The threat this poses to the democratic process is clear, and Keane’s forthright frustration in “The Flag House” is its foremost emblem. “I am the next president of the United States. 60 million people voted for me,” she says, standing, as her voice trembles with anger. “Who the hell voted for you?” That she’s usurped by an unelected intelligence official is troubling, not least because—contra many of the leaks that have plagued the current administration—the “information” weaponized against her is “a dirty, disgusting lie.” Homeland’s sixth season has leaned too hard, perhaps, on its ripped-from-the-headlines aspect, but it deserves credit for prescience, repurposing the raw materials of our political climate in ways that continue to hold water.
If anything, the tacit acknowledgment that Keane’s gender is a factor in Adal’s opposition to her is even more compelling: Down to Marvel’s mannish posture, leaning back with her legs splayed, her confrontation with Adal points to the razor-thin line women must walk in order to be seen as “strong” by the men in their orbit. “You’re goddamn right” she’s taking it personally. Wouldn’t you?
Meanwhile, as Adal’s interference in Franny’s case convinces Carrie to abandon her deposition, and as Quinn flashes back to his young, spry, smiling self in that low-slung suburban home, tonight’s episode sees the season’s arc continue, after “Sock Puppets,” to accelerate. The characters close in on the truth about the Manhattan bombing (the Medina Medley van in the garage); about Adal’s relationship with O’Keefe (the surreptitious footage Max captures of their meeting, which he sends on to Carrie before being caught); about the truly terrifying lengths to which those in power will go in order to maintain their grasp on it (the high cost O’Keefe’s libel exacts, personally as well as politically). There is, as Keane admits, safety in silence, in retreat: “For ten years, he was safe,” she says of her son, in a tearful, tormented moment that marks Marvel as the season’s MVP. “His memory was with me, alone. And then I opened my big, fat mouth… Have these people no fucking shame?”
The answer is “No,” but against the temptation to let flight surpass fight among the characters’ political instincts, “The Flag House” offers a potent alternative. Before he departs, Saul sets a meeting with his ex-wife, Mira (Sarita Choudhury), to request her discretion. Her bewildered expression, as his directions—cleverly matched to Patinkin’s narration—lead her to an empty apartment, is pleasurable in its own right, but it also returns the episode to its structuring principle: You can’t fall off the middle. As Mira observes, the willingness to negotiate between opposing points of view isn’t simply a political position, a form of centrism that’s become unfashionable—it’s a moral one, in the sense that the refusal to steer clear of the scrum is also the refusal to be cowed by it. “I’ll be humiliated publicly,” Saul worries, much as Carrie’s humiliated by the watchful presence of ACS or Quinn’s humiliated by his ungainly stride and halting speech. The only option, Mira replies, is to hold the middle ground anyway, and by the end of “The Flag House” it finally appears as though our heroes are ready to do so: “When has that ever made the slightest bit of fucking difference to you?”
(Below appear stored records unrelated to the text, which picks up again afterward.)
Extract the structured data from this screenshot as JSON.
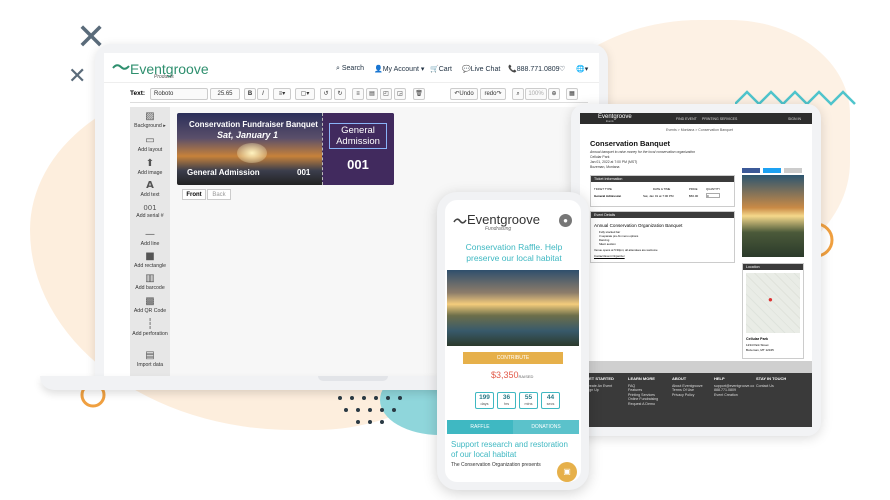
{
  "laptop": {
    "logo": "Eventgroove",
    "logo_sub": "Products",
    "nav": {
      "search": "Search",
      "account": "My Account ▾",
      "cart": "Cart",
      "live_chat": "Live Chat",
      "phone": "888.771.0809"
    },
    "toolbar": {
      "text_label": "Text:",
      "font": "Roboto",
      "size": "25.65",
      "undo": "Undo",
      "redo": "redo",
      "zoom": "100%"
    },
    "sidebar": [
      "Background ▸",
      "Add layout",
      "Add image",
      "Add text",
      "Add serial #",
      "Add line",
      "Add rectangle",
      "Add barcode",
      "Add QR Code",
      "Add perforation",
      "Import data"
    ],
    "ticket": {
      "title": "Conservation Fundraiser Banquet",
      "date": "Sat, January 1",
      "label": "General Admission",
      "number": "001",
      "stub_title": "General Admission",
      "stub_number": "001"
    },
    "tabs": {
      "front": "Front",
      "back": "Back"
    }
  },
  "tablet": {
    "logo": "Eventgroove",
    "logo_sub": "Events",
    "nav": {
      "find_event": "FIND EVENT",
      "printing": "PRINTING SERVICES",
      "sign_in": "SIGN IN"
    },
    "breadcrumb": "Events > Montana > Conservation Banquet",
    "title": "Conservation Banquet",
    "subtitle": "Annual banquet to raise money for the local conservation organization",
    "venue": "Cellular Park",
    "datetime": "Jan 01, 2022 at 7:00 PM (MST)",
    "location": "Bozeman, Montana",
    "ticket_info": {
      "header": "Ticket Information",
      "columns": [
        "TICKET TYPE",
        "DATE & TIME",
        "PRICE",
        "QUANTITY"
      ],
      "row": [
        "General Admission",
        "Sat, Jan 01 at 7:00 PM",
        "$50.00",
        "0"
      ]
    },
    "event_details": {
      "header": "Event Details",
      "title": "Annual Conservation Organization Banquet",
      "bullets": [
        "Fully stocked bar",
        "3 separate pre-fix menu options",
        "Dancing",
        "Silent auction"
      ],
      "footnote": "Venue opens at 5:30pm; all attendees are welcome",
      "contact": "Contact Event Organizer"
    },
    "location_box": {
      "header": "Location",
      "venue": "Cellular Park",
      "address": "1234 Park Street",
      "city": "Bozeman, MT 12345"
    },
    "footer": {
      "get_started": {
        "title": "GET STARTED",
        "items": [
          "Create An Event",
          "Sign Up"
        ]
      },
      "learn_more": {
        "title": "LEARN MORE",
        "items": [
          "FAQ",
          "Features",
          "Printing Services",
          "Online Fundraising",
          "Request A Demo"
        ]
      },
      "about": {
        "title": "ABOUT",
        "items": [
          "About Eventgroove",
          "Terms Of Use",
          "Privacy Policy"
        ]
      },
      "help": {
        "title": "HELP",
        "items": [
          "support@eventgroove.co",
          "888.771.0809",
          "Event Creation"
        ]
      },
      "stay_in_touch": {
        "title": "STAY IN TOUCH",
        "items": [
          "Contact Us"
        ]
      }
    }
  },
  "phone": {
    "logo": "Eventgroove",
    "logo_sub": "Fundraising",
    "headline": "Conservation Raffle. Help preserve our local habitat",
    "contribute": "CONTRIBUTE",
    "raised_amount": "$3,350",
    "raised_label": "RAISED",
    "countdown": [
      {
        "value": "199",
        "unit": "days"
      },
      {
        "value": "36",
        "unit": "hrs"
      },
      {
        "value": "55",
        "unit": "mins"
      },
      {
        "value": "44",
        "unit": "secs"
      }
    ],
    "tabs": {
      "raffle": "RAFFLE",
      "donations": "DONATIONS"
    },
    "support_title": "Support research and restoration of our local habitat",
    "support_text": "The Conservation Organization presents"
  },
  "colors": {
    "teal": "#3fb8c2",
    "brand_green": "#2e8f6e",
    "gold": "#e6b04a",
    "peach": "#fdf0e0"
  }
}
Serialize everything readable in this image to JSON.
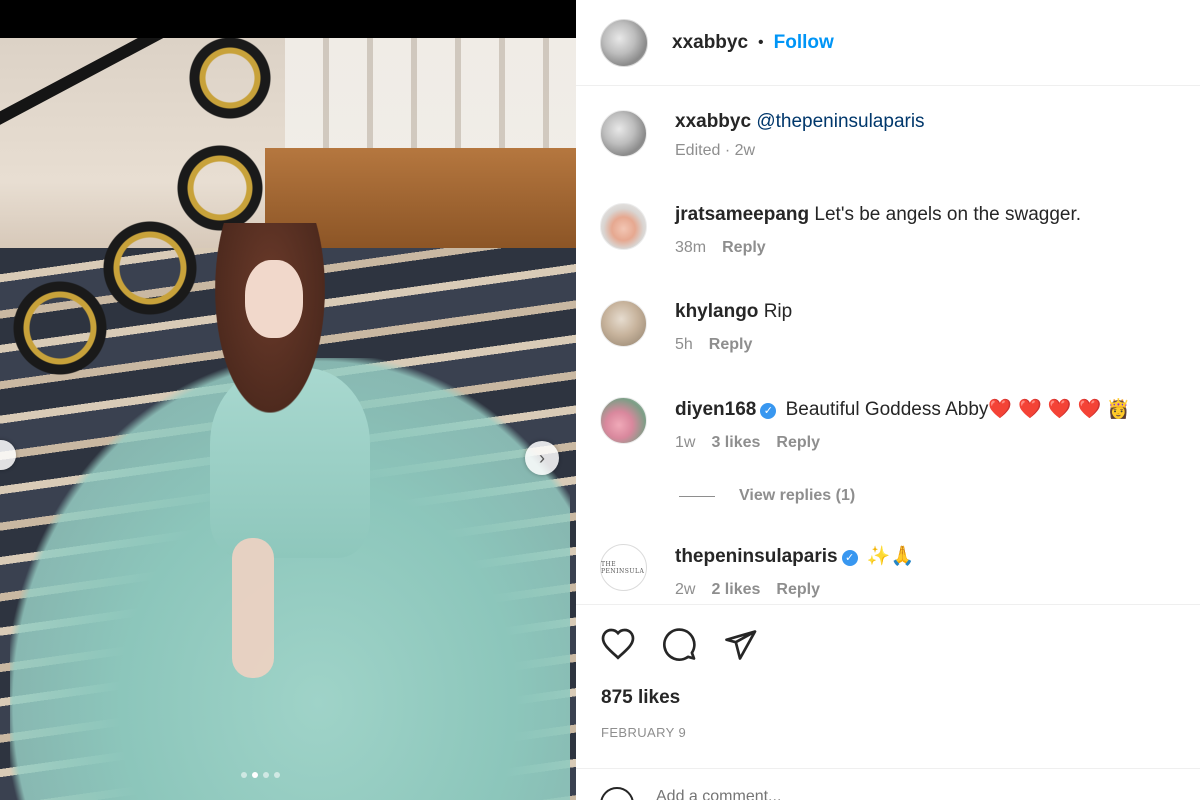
{
  "post": {
    "carousel": {
      "dot_count": 4,
      "active_index": 1
    }
  },
  "header": {
    "username": "xxabbyc",
    "separator": "•",
    "follow_label": "Follow"
  },
  "caption": {
    "username": "xxabbyc",
    "text": "@thepeninsulaparis",
    "edited": "Edited · 2w"
  },
  "comments": [
    {
      "username": "jratsameepang",
      "text": "Let's be angels on the swagger.",
      "time": "38m",
      "reply": "Reply",
      "verified": false
    },
    {
      "username": "khylango",
      "text": "Rip",
      "time": "5h",
      "reply": "Reply",
      "verified": false
    },
    {
      "username": "diyen168",
      "text": "Beautiful Goddess Abby",
      "hearts": "❤️ ❤️ ❤️ ❤️",
      "emoji_extra": "👸",
      "time": "1w",
      "likes": "3 likes",
      "reply": "Reply",
      "verified": true
    },
    {
      "username": "thepeninsulaparis",
      "emoji": "✨🙏",
      "time": "2w",
      "likes": "2 likes",
      "reply": "Reply",
      "verified": true
    }
  ],
  "view_replies": "View replies (1)",
  "peninsula_avatar_text": "THE PENINSULA",
  "actions": {
    "icons": [
      "heart-icon",
      "comment-icon",
      "share-icon"
    ]
  },
  "likes_count": "875 likes",
  "post_date": "FEBRUARY 9",
  "add_comment": {
    "placeholder": "Add a comment..."
  },
  "colors": {
    "link_blue": "#0095f6",
    "mention": "#00376b",
    "meta_gray": "#8e8e8e",
    "verified_blue": "#3897f0"
  }
}
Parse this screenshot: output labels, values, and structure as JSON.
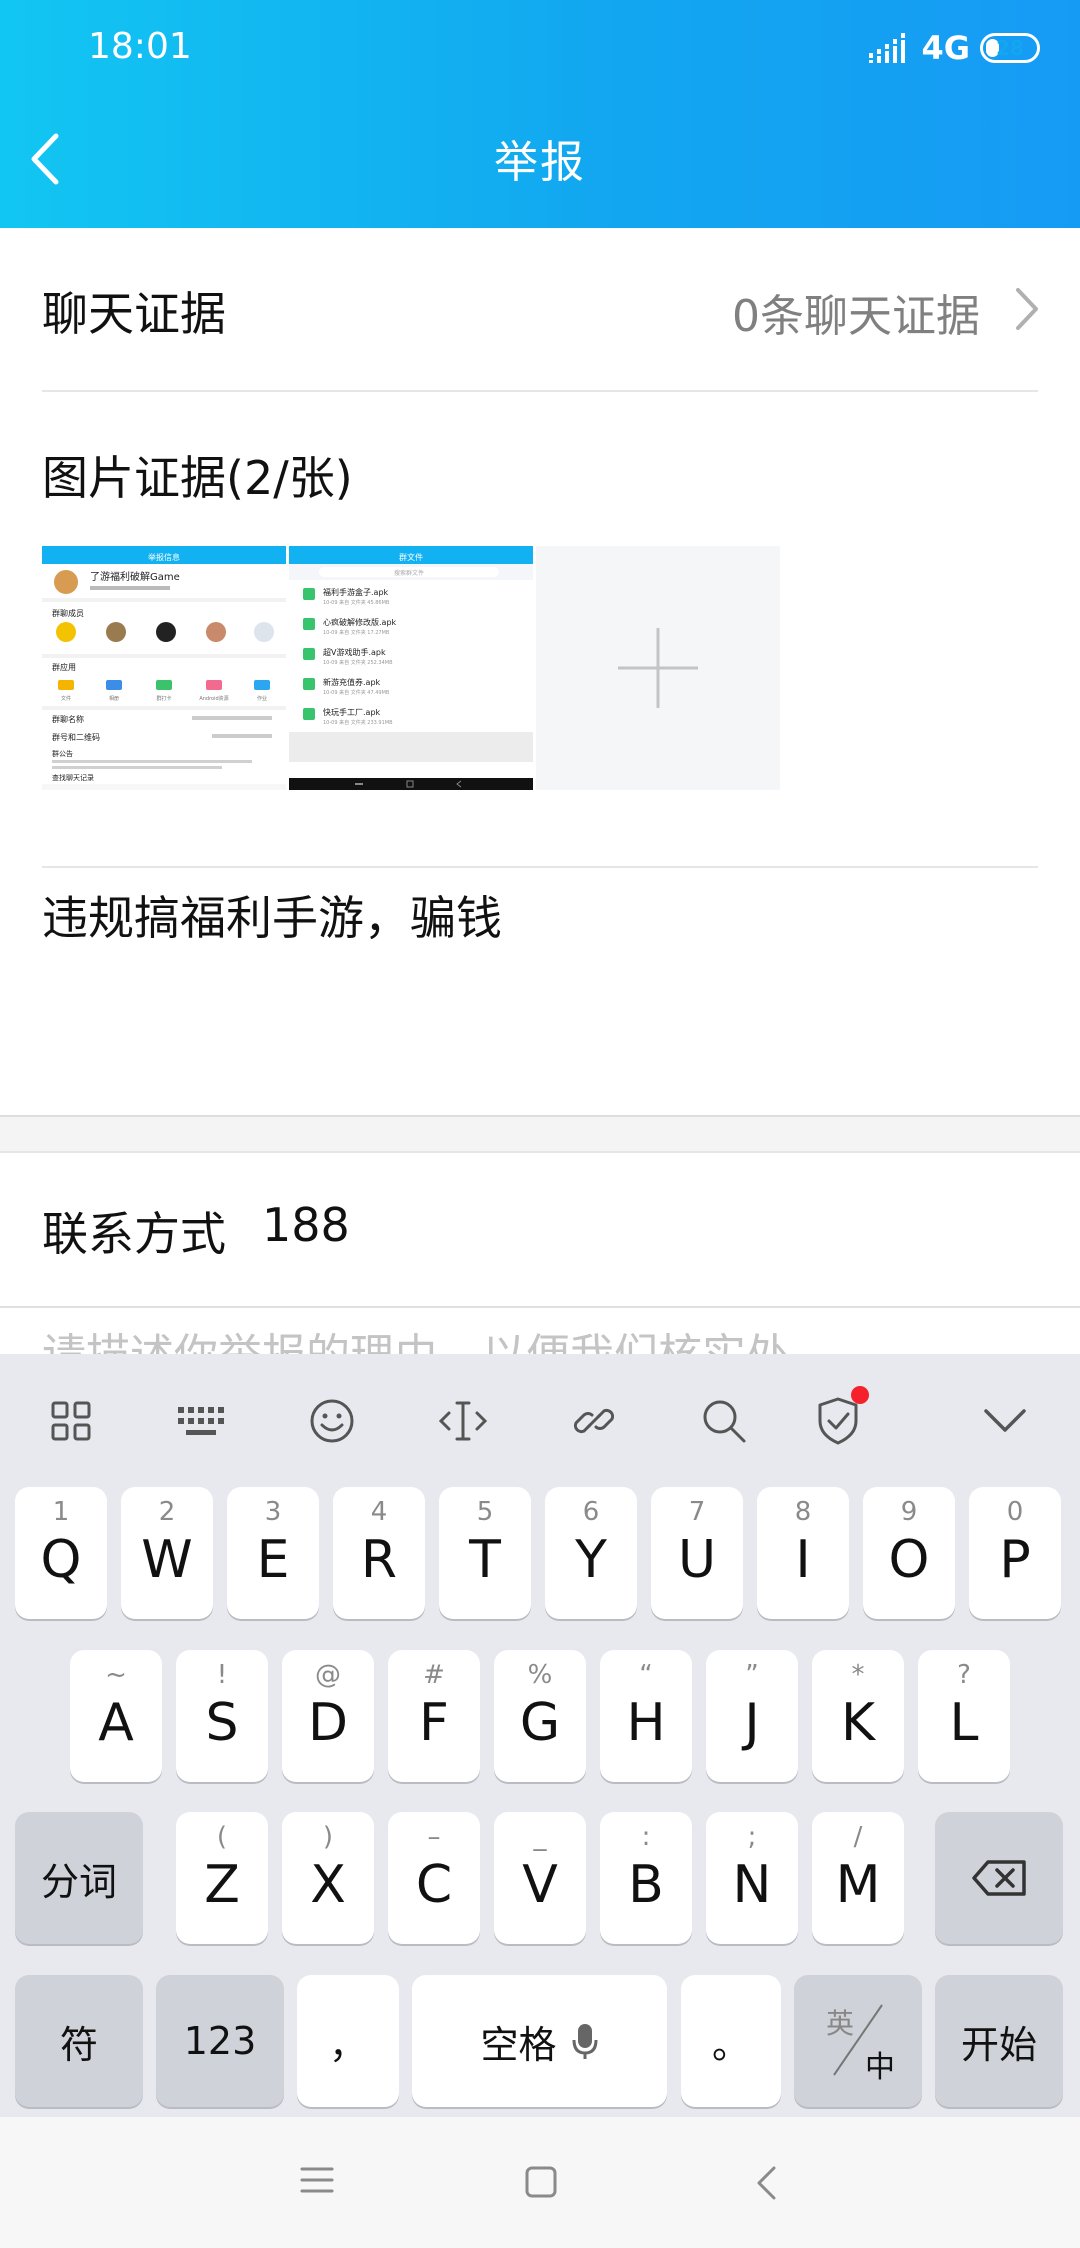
{
  "status_bar": {
    "time": "18:01",
    "network": "4G",
    "battery": "28",
    "battery_level": 0.28
  },
  "header": {
    "title": "举报"
  },
  "form": {
    "chat_evidence": {
      "label": "聊天证据",
      "value": "0条聊天证据"
    },
    "image_evidence": {
      "label": "图片证据(2/张)"
    },
    "thumbs": [
      {
        "top_title": "举报信息",
        "name": "了游福利破解Game",
        "sections": [
          "群聊成员",
          "群应用",
          "群聊名称",
          "群号和二维码",
          "群公告"
        ],
        "apps": [
          "文件",
          "相册",
          "群打卡",
          "Android资源",
          "作业"
        ],
        "footer": "查找聊天记录"
      },
      {
        "top_title": "群文件",
        "search": "搜索群文件",
        "files": [
          {
            "name": "福利手游盒子.apk",
            "meta": "10-09 来自 文件夹 45.86MB"
          },
          {
            "name": "心疯破解修改版.apk",
            "meta": "10-09 来自 文件夹 17.27MB"
          },
          {
            "name": "超V游戏助手.apk",
            "meta": "10-09 来自 文件夹 252.34MB"
          },
          {
            "name": "新游充值券.apk",
            "meta": "10-09 来自 文件夹 47.49MB"
          },
          {
            "name": "快玩手工厂.apk",
            "meta": "10-09 来自 文件夹 233.91MB"
          }
        ]
      }
    ],
    "description": "违规搞福利手游，骗钱",
    "contact": {
      "label": "联系方式",
      "value": "188"
    },
    "hint_peek": "请描述你举报的理由，以便我们核实处理"
  },
  "keyboard": {
    "row1": [
      {
        "main": "Q",
        "sub": "1"
      },
      {
        "main": "W",
        "sub": "2"
      },
      {
        "main": "E",
        "sub": "3"
      },
      {
        "main": "R",
        "sub": "4"
      },
      {
        "main": "T",
        "sub": "5"
      },
      {
        "main": "Y",
        "sub": "6"
      },
      {
        "main": "U",
        "sub": "7"
      },
      {
        "main": "I",
        "sub": "8"
      },
      {
        "main": "O",
        "sub": "9"
      },
      {
        "main": "P",
        "sub": "0"
      }
    ],
    "row2": [
      {
        "main": "A",
        "sub": "~"
      },
      {
        "main": "S",
        "sub": "!"
      },
      {
        "main": "D",
        "sub": "@"
      },
      {
        "main": "F",
        "sub": "#"
      },
      {
        "main": "G",
        "sub": "%"
      },
      {
        "main": "H",
        "sub": "“"
      },
      {
        "main": "J",
        "sub": "”"
      },
      {
        "main": "K",
        "sub": "*"
      },
      {
        "main": "L",
        "sub": "?"
      }
    ],
    "row3": [
      {
        "main": "Z",
        "sub": "("
      },
      {
        "main": "X",
        "sub": ")"
      },
      {
        "main": "C",
        "sub": "–"
      },
      {
        "main": "V",
        "sub": "_"
      },
      {
        "main": "B",
        "sub": ":"
      },
      {
        "main": "N",
        "sub": ";"
      },
      {
        "main": "M",
        "sub": "/"
      }
    ],
    "fenci": "分词",
    "fu": "符",
    "num": "123",
    "comma": "，",
    "space": "空格",
    "period": "。",
    "lang_en": "英",
    "lang_zh": "中",
    "go": "开始"
  }
}
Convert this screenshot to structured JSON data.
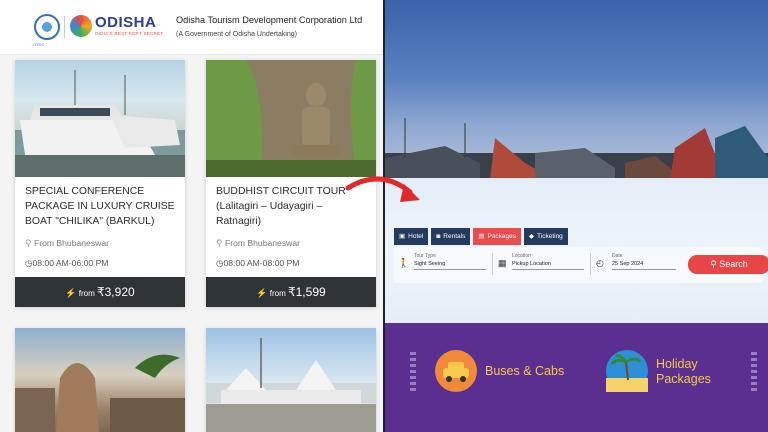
{
  "header": {
    "otdc_sub": "OTDC",
    "brand": "ODISHA",
    "brand_tagline": "INDIA'S BEST KEPT SECRET",
    "corp_title": "Odisha Tourism Development Corporation Ltd",
    "corp_sub": "(A Government of Odisha Undertaking)"
  },
  "cards": [
    {
      "title": "SPECIAL CONFERENCE PACKAGE IN LUXURY CRUISE BOAT \"CHILIKA\" (BARKUL)",
      "from": "From Bhubaneswar",
      "time": "08:00 AM-06:00 PM",
      "price_prefix": "from",
      "price": "₹3,920"
    },
    {
      "title": "BUDDHIST CIRCUIT TOUR (Lalitagiri – Udayagiri – Ratnagiri)",
      "from": "From Bhubaneswar",
      "time": "08:00 AM-08:00 PM",
      "price_prefix": "from",
      "price": "₹1,599"
    }
  ],
  "search": {
    "tabs": [
      {
        "label": "Hotel",
        "icon": "building-icon"
      },
      {
        "label": "Rentals",
        "icon": "car-icon"
      },
      {
        "label": "Packages",
        "icon": "briefcase-icon"
      },
      {
        "label": "Ticketing",
        "icon": "ticket-icon"
      }
    ],
    "active_tab": "Packages",
    "tour_type_label": "Tour Type",
    "tour_type_value": "Sight Seeing",
    "location_label": "Location",
    "location_value": "Pickup Location",
    "date_label": "Date",
    "date_value": "25 Sep 2024",
    "button_label": "Search"
  },
  "promo": {
    "buses_label_1": "Buses & Cabs",
    "holiday_label_1": "Holiday",
    "holiday_label_2": "Packages"
  },
  "colors": {
    "tab_bg": "#243a5e",
    "tab_active": "#e84c4c",
    "search_btn": "#e84646",
    "promo_bg": "#5b2f8f",
    "promo_text": "#f6c94a"
  }
}
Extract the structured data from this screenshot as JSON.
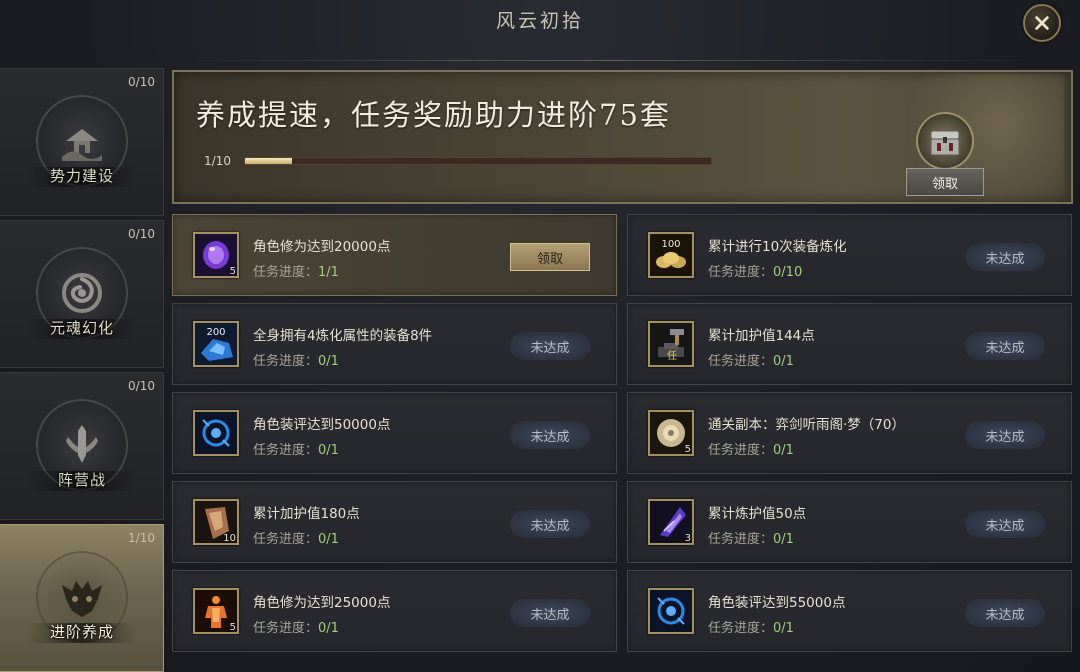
{
  "header": {
    "title": "风云初拾"
  },
  "sidebar": {
    "tabs": [
      {
        "label": "势力建设",
        "count": "0/10",
        "active": false
      },
      {
        "label": "元魂幻化",
        "count": "0/10",
        "active": false
      },
      {
        "label": "阵营战",
        "count": "0/10",
        "active": false
      },
      {
        "label": "进阶养成",
        "count": "1/10",
        "active": true
      }
    ]
  },
  "banner": {
    "title": "养成提速，任务奖励助力进阶75套",
    "progress_text": "1/10",
    "progress_fraction": 0.1,
    "claim_label": "领取"
  },
  "tasks": {
    "progress_prefix": "任务进度：",
    "left": [
      {
        "name": "角色修为达到20000点",
        "progress": "1/1",
        "button": "领取",
        "done": true,
        "icon": "purple-gem-icon",
        "icon_count": "5"
      },
      {
        "name": "全身拥有4炼化属性的装备8件",
        "progress": "0/1",
        "button": "未达成",
        "done": false,
        "icon": "blue-crystal-200-icon",
        "icon_count": ""
      },
      {
        "name": "角色装评达到50000点",
        "progress": "0/1",
        "button": "未达成",
        "done": false,
        "icon": "blue-orb-icon",
        "icon_count": ""
      },
      {
        "name": "累计加护值180点",
        "progress": "0/1",
        "button": "未达成",
        "done": false,
        "icon": "bronze-shard-icon",
        "icon_count": "10"
      },
      {
        "name": "角色修为达到25000点",
        "progress": "0/1",
        "button": "未达成",
        "done": false,
        "icon": "orange-figure-icon",
        "icon_count": "5"
      }
    ],
    "right": [
      {
        "name": "累计进行10次装备炼化",
        "progress": "0/10",
        "button": "未达成",
        "done": false,
        "icon": "gold-coin-100-icon",
        "icon_count": ""
      },
      {
        "name": "累计加护值144点",
        "progress": "0/1",
        "button": "未达成",
        "done": false,
        "icon": "hammer-anvil-icon",
        "icon_count": ""
      },
      {
        "name": "通关副本：弈剑听雨阁·梦（70）",
        "progress": "0/1",
        "button": "未达成",
        "done": false,
        "icon": "scroll-disc-icon",
        "icon_count": "5"
      },
      {
        "name": "累计炼护值50点",
        "progress": "0/1",
        "button": "未达成",
        "done": false,
        "icon": "purple-feather-icon",
        "icon_count": "3"
      },
      {
        "name": "角色装评达到55000点",
        "progress": "0/1",
        "button": "未达成",
        "done": false,
        "icon": "blue-orb-icon",
        "icon_count": ""
      }
    ]
  },
  "colors": {
    "accent_gold": "#b3a076",
    "progress_done": "#9ecf7a",
    "active_tab": "#8e8464"
  }
}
Matt Brennan is the TV editor of Paste Magazine. He tweets about what he’s watching @thefilmgoer.